We have seen before how white male anti-racist writers have a tendency to erase issues of sex and gender from their critiques of society. For as much insight as some progressives, liberals, and anti-racist folks have with respect to race, some people have remarkably little insight when it comes to their own blind spots with respect to sex, gender, and other privileges.
We all have our blind spots, to be sure. I certainly do. The trouble with blind spots is that, by definition, we can't see them. And so, I write this post with all due respect to macon d. and his stuff white people do blog. He's often spot on in his posts. Importantly, he's a white guy thinking about race in a thoughtful, non-hyper-defensive way.

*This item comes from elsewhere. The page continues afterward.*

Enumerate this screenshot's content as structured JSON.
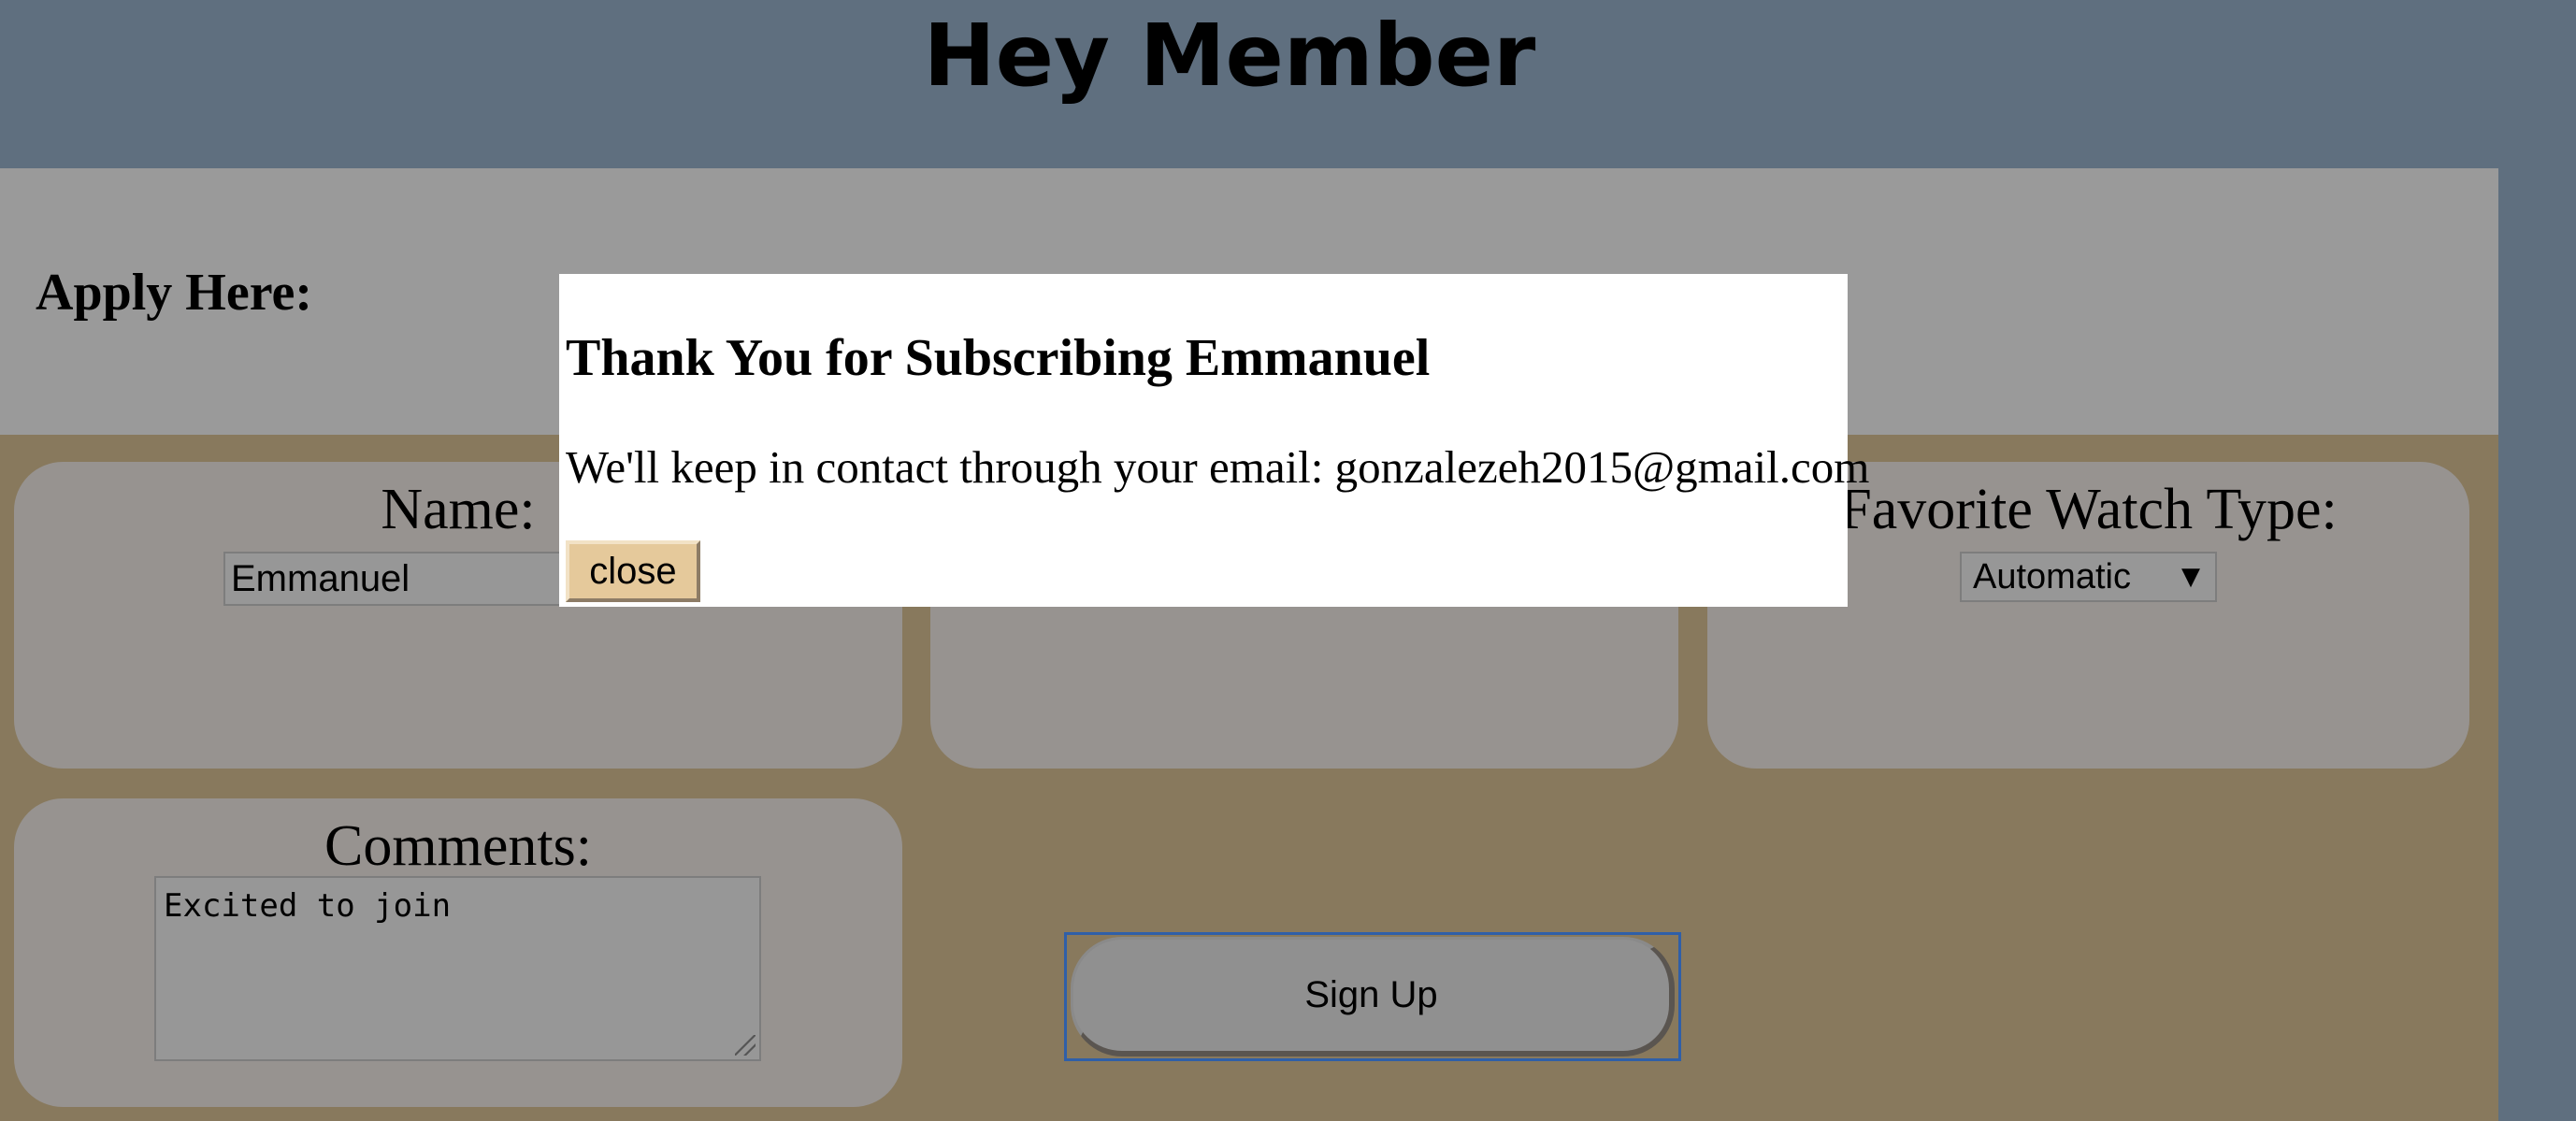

Yet, generally, the biggest blind spot that some anti-racist (and liberal and progressive and leftist) white guys have is that they collapse the white female experience and the white male experience together as though the two are sufficiently similar enough to be presented as the experience of White Personhood. I know that all of the various "Stuff [insert group] Do/Like" blogs are not truly intended to represent the experiences of all those who belong to the relevant identity group. Yet, unless they are obviously cheeky and fun, there is a real danger in coming off as though one is deigning to represent the [Insert Identity] Experience.
So, while I generally appreciate macon d's stuff white people do blog, I was disappointed in the way that his post regarding how one of the things white people do is "recreate jesus in their own image" so blatantly ignored gender. I think we need to be very clear about in who's image white "people" have created Jesus because this supposed representative of god certainly was not created in the image of all of us white people.

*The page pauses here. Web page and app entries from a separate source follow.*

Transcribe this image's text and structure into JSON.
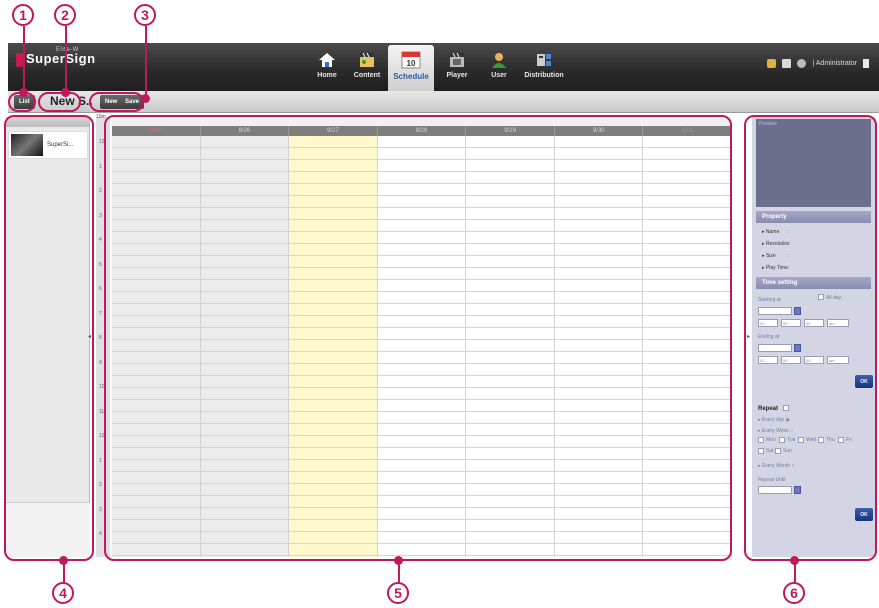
{
  "app": {
    "logo_text": "SuperSign",
    "logo_superscript": "Elite-W",
    "nav": [
      {
        "label": "Home",
        "icon": "home-icon"
      },
      {
        "label": "Content",
        "icon": "content-clapper-icon"
      },
      {
        "label": "Schedule",
        "icon": "calendar-icon"
      },
      {
        "label": "Player",
        "icon": "player-clapper-icon"
      },
      {
        "label": "User",
        "icon": "user-icon"
      },
      {
        "label": "Distribution",
        "icon": "distribution-icon"
      }
    ],
    "active_nav": "Schedule",
    "calendar_icon_day": "10",
    "user_label": "| Administrator"
  },
  "subbar": {
    "list_button": "List",
    "schedule_title": "New S..",
    "new_button": "New",
    "save_button": "Save"
  },
  "left_panel": {
    "content_item_label": "SuperSi..."
  },
  "main": {
    "zoom_label": "10m",
    "days": [
      "9/25",
      "9/26",
      "9/27",
      "9/28",
      "9/29",
      "9/30",
      "10/1"
    ],
    "today_index": 2,
    "hour_labels": [
      "12",
      "1",
      "2",
      "3",
      "4",
      "5",
      "6",
      "7",
      "8",
      "9",
      "10",
      "11",
      "12",
      "1",
      "2",
      "3",
      "4"
    ]
  },
  "right_panel": {
    "preview_label": "Preview",
    "property_title": "Property",
    "properties": [
      "Name",
      "Resolution",
      "Size",
      "Play Time"
    ],
    "time_setting_title": "Time setting",
    "starting_at": "Starting at",
    "all_day": "All day",
    "ending_at": "Ending at",
    "hour_value": "01",
    "minute_value": "00",
    "second_value": "00",
    "ampm_value": "am",
    "ok_label": "OK",
    "repeat_label": "Repeat",
    "every_day": "Every day",
    "every_week": "Every Week",
    "weekdays": [
      "Mon",
      "Tue",
      "Wed",
      "Thu",
      "Fri",
      "Sat",
      "Sun"
    ],
    "every_month": "Every Month",
    "repeat_until": "Repeat Until"
  },
  "callouts": [
    "1",
    "2",
    "3",
    "4",
    "5",
    "6"
  ],
  "colors": {
    "callout": "#c0185a",
    "today_column": "#fff8cc",
    "right_panel": "#d3d5e4"
  }
}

Here, I should be clear about something. Assuming for the sake of argument that Jesus existed as a historical figure, I am not disputing that he was a man, as opposed to a woman. Where I take issue with Christianity, and one large reason as to why I am not a Christian, is that I do not believe that the historical Jesus was imbued with divinity (at least as Christianity conceives it). In fact, I think one of the greatest failing of Christianity is that it has gendered God Incarnate, as represented by Jesus, as a white male.

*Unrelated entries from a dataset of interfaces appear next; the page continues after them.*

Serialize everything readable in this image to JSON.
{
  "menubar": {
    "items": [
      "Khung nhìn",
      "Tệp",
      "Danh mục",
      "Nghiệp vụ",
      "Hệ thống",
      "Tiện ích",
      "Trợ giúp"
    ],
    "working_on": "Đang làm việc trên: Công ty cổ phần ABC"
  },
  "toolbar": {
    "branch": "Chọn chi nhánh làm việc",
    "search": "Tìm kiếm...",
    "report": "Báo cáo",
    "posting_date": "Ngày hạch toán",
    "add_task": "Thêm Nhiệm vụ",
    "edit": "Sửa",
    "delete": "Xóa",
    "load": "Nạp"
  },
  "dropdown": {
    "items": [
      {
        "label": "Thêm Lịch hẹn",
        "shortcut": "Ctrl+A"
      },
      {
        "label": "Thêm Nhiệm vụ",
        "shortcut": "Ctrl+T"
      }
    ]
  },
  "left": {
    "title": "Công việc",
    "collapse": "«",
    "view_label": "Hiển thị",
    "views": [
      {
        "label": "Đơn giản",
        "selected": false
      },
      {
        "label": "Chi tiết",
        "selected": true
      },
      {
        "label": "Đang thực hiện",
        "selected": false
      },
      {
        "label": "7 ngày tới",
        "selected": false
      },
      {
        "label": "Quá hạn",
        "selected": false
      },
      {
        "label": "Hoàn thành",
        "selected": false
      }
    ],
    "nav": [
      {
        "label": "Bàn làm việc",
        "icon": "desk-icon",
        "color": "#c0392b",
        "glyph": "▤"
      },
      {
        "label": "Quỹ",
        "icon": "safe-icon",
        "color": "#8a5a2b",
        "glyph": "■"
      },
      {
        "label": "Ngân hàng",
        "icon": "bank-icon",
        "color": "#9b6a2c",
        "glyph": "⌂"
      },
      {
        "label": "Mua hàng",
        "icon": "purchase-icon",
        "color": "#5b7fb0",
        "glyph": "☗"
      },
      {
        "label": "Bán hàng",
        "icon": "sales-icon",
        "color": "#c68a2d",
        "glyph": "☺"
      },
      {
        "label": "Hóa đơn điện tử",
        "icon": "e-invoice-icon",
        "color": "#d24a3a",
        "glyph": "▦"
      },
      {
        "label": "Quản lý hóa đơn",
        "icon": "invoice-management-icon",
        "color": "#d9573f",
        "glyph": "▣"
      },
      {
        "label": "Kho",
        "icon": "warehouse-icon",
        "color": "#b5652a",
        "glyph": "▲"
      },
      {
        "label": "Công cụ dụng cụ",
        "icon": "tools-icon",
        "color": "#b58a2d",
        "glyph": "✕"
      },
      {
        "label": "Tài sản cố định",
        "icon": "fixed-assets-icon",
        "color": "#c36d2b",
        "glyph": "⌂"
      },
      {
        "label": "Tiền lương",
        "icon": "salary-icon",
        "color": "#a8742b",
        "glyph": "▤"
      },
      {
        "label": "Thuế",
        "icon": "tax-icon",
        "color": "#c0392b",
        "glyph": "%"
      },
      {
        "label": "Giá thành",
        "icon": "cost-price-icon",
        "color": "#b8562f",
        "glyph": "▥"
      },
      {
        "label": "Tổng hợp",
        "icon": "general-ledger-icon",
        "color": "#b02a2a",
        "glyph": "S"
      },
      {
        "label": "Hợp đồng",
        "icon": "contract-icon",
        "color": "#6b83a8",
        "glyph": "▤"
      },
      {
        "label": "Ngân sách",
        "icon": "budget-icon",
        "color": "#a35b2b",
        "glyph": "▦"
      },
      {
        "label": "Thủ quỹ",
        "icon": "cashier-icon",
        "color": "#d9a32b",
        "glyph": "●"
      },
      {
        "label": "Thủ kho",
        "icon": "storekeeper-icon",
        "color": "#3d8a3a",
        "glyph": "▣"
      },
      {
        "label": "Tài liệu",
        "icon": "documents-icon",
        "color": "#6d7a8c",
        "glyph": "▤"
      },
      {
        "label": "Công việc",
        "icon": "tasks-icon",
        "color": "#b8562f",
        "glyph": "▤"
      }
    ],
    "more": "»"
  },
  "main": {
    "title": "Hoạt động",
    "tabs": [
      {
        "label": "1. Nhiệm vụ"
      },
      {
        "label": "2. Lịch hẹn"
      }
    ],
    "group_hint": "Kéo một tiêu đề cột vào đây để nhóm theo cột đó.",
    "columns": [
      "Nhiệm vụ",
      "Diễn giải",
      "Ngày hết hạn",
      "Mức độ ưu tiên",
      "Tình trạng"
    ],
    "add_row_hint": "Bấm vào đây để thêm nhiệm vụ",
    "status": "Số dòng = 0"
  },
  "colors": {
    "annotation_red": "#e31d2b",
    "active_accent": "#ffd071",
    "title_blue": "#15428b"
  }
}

Given the degree to which male-centrism is built into Christianity (and Judaism and Islam), erasing gender from a critique of the creation of white Jesus does a real disservice to the alienation that so many women and girls experience because of god and "God Incarnate's" alleged white maleness. So, with respect to white people re-creating "jesus in their own image," I'm not sure that white women had all that much to do with the re-creation or that they benefit from it to the extent that white men do.
My criticism here is not a petty one and I don't write this to "let white women off the hook," as it were. Rather, the gendering of god/Jesus as male is, I believe, one of the greatest purveyors of male privilege and sexism in the world. Yes. In the world. What a sense of entitlement white men and boys must learn at such an early age to know that, not only the greatest being in the sky looks just like them, but so does his incarnate son. And, because men have gendered god and god incarnate as male, Christianity tells us that it was men who were created in god's image and that it was women who came from men, rather than what we know to be the biological truth. It is yet another way we learn that white men are the standard human being and everyone else is an aberration from that.
As the links within macon's post rightly note, we do most certainly learn from the white Jesus that white is good and non-white is not good. But to build on that, we also learn from white male Jesus that maleness is good and not maleness is not good. In fact, from various sects of Christianity, we learn that the maleness of Jesus was so integral to his identity that it precludes women from being priests.
In short, men and women do not- indeed cannot- experience Christianity in the same way. What has been to white men a great privilege- the white maleness of Jesus- is to women an oppressive force.